[Entries supplied]:
--

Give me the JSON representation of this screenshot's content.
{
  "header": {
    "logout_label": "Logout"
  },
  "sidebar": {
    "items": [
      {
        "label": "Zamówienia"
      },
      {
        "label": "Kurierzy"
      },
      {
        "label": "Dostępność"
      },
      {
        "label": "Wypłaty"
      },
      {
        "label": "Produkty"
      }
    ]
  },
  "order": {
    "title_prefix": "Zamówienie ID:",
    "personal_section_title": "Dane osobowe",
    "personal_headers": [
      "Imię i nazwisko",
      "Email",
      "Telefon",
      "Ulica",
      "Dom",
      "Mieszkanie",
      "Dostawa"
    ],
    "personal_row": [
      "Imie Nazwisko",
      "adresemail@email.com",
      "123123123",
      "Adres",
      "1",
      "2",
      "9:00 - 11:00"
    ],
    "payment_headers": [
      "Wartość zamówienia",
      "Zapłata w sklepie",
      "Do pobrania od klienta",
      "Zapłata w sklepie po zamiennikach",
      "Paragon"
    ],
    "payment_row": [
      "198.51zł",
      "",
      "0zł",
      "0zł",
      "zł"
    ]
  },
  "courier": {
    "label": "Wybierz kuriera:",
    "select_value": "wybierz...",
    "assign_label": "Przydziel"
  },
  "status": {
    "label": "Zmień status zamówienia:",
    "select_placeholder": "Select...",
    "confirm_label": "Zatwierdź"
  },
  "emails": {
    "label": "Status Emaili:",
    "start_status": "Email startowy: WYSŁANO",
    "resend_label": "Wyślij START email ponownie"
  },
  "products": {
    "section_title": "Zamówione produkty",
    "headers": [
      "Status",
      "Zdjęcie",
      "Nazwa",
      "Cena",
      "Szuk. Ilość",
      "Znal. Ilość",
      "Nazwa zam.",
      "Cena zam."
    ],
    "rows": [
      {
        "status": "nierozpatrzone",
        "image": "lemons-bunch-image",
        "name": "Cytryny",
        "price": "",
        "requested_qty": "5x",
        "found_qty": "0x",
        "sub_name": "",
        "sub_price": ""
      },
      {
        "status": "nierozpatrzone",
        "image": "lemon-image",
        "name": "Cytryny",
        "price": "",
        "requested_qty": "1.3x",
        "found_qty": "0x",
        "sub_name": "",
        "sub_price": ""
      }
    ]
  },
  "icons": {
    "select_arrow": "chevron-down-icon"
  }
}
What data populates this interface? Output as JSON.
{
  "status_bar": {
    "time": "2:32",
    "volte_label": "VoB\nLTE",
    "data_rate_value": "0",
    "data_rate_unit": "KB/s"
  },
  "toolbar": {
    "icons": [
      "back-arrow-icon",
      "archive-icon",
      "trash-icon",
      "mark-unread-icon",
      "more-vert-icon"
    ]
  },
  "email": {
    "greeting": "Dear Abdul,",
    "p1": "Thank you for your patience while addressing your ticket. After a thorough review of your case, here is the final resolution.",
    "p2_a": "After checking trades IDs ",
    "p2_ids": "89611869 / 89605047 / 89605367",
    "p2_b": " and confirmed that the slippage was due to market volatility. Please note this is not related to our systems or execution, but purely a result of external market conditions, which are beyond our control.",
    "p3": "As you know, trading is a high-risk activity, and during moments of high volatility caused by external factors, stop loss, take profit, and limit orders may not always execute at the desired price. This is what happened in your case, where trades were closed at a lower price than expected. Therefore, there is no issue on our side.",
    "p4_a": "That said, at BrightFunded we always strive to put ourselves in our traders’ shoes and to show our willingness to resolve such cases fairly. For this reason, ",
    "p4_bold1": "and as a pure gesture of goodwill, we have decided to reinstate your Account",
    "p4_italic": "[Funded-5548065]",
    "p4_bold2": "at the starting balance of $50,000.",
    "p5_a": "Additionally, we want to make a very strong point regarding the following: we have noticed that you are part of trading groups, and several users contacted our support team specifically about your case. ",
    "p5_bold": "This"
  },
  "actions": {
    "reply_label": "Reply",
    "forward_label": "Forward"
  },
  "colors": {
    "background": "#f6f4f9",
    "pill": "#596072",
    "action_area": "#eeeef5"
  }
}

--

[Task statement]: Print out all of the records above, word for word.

[Written response]:
Give me the JSON representation of this screenshot's content.
{
  "header": {
    "logout_label": "Logout"
  },
  "sidebar": {
    "items": [
      {
        "label": "Zamówienia"
      },
      {
        "label": "Kurierzy"
      },
      {
        "label": "Dostępność"
      },
      {
        "label": "Wypłaty"
      },
      {
        "label": "Produkty"
      }
    ]
  },
  "order": {
    "title_prefix": "Zamówienie ID:",
    "personal_section_title": "Dane osobowe",
    "personal_headers": [
      "Imię i nazwisko",
      "Email",
      "Telefon",
      "Ulica",
      "Dom",
      "Mieszkanie",
      "Dostawa"
    ],
    "personal_row": [
      "Imie Nazwisko",
      "adresemail@email.com",
      "123123123",
      "Adres",
      "1",
      "2",
      "9:00 - 11:00"
    ],
    "payment_headers": [
      "Wartość zamówienia",
      "Zapłata w sklepie",
      "Do pobrania od klienta",
      "Zapłata w sklepie po zamiennikach",
      "Paragon"
    ],
    "payment_row": [
      "198.51zł",
      "",
      "0zł",
      "0zł",
      "zł"
    ]
  },
  "courier": {
    "label": "Wybierz kuriera:",
    "select_value": "wybierz...",
    "assign_label": "Przydziel"
  },
  "status": {
    "label": "Zmień status zamówienia:",
    "select_placeholder": "Select...",
    "confirm_label": "Zatwierdź"
  },
  "emails": {
    "label": "Status Emaili:",
    "start_status": "Email startowy: WYSŁANO",
    "resend_label": "Wyślij START email ponownie"
  },
  "products": {
    "section_title": "Zamówione produkty",
    "headers": [
      "Status",
      "Zdjęcie",
      "Nazwa",
      "Cena",
      "Szuk. Ilość",
      "Znal. Ilość",
      "Nazwa zam.",
      "Cena zam."
    ],
    "rows": [
      {
        "status": "nierozpatrzone",
        "image": "lemons-bunch-image",
        "name": "Cytryny",
        "price": "",
        "requested_qty": "5x",
        "found_qty": "0x",
        "sub_name": "",
        "sub_price": ""
      },
      {
        "status": "nierozpatrzone",
        "image": "lemon-image",
        "name": "Cytryny",
        "price": "",
        "requested_qty": "1.3x",
        "found_qty": "0x",
        "sub_name": "",
        "sub_price": ""
      }
    ]
  },
  "icons": {
    "select_arrow": "chevron-down-icon"
  }
}
What data populates this interface? Output as JSON.
{
  "status_bar": {
    "time": "2:32",
    "volte_label": "VoB\nLTE",
    "data_rate_value": "0",
    "data_rate_unit": "KB/s"
  },
  "toolbar": {
    "icons": [
      "back-arrow-icon",
      "archive-icon",
      "trash-icon",
      "mark-unread-icon",
      "more-vert-icon"
    ]
  },
  "email": {
    "greeting": "Dear Abdul,",
    "p1": "Thank you for your patience while addressing your ticket. After a thorough review of your case, here is the final resolution.",
    "p2_a": "After checking trades IDs ",
    "p2_ids": "89611869 / 89605047 / 89605367",
    "p2_b": " and confirmed that the slippage was due to market volatility. Please note this is not related to our systems or execution, but purely a result of external market conditions, which are beyond our control.",
    "p3": "As you know, trading is a high-risk activity, and during moments of high volatility caused by external factors, stop loss, take profit, and limit orders may not always execute at the desired price. This is what happened in your case, where trades were closed at a lower price than expected. Therefore, there is no issue on our side.",
    "p4_a": "That said, at BrightFunded we always strive to put ourselves in our traders’ shoes and to show our willingness to resolve such cases fairly. For this reason, ",
    "p4_bold1": "and as a pure gesture of goodwill, we have decided to reinstate your Account",
    "p4_italic": "[Funded-5548065]",
    "p4_bold2": "at the starting balance of $50,000.",
    "p5_a": "Additionally, we want to make a very strong point regarding the following: we have noticed that you are part of trading groups, and several users contacted our support team specifically about your case. ",
    "p5_bold": "This"
  },
  "actions": {
    "reply_label": "Reply",
    "forward_label": "Forward"
  },
  "colors": {
    "background": "#f6f4f9",
    "pill": "#596072",
    "action_area": "#eeeef5"
  }
}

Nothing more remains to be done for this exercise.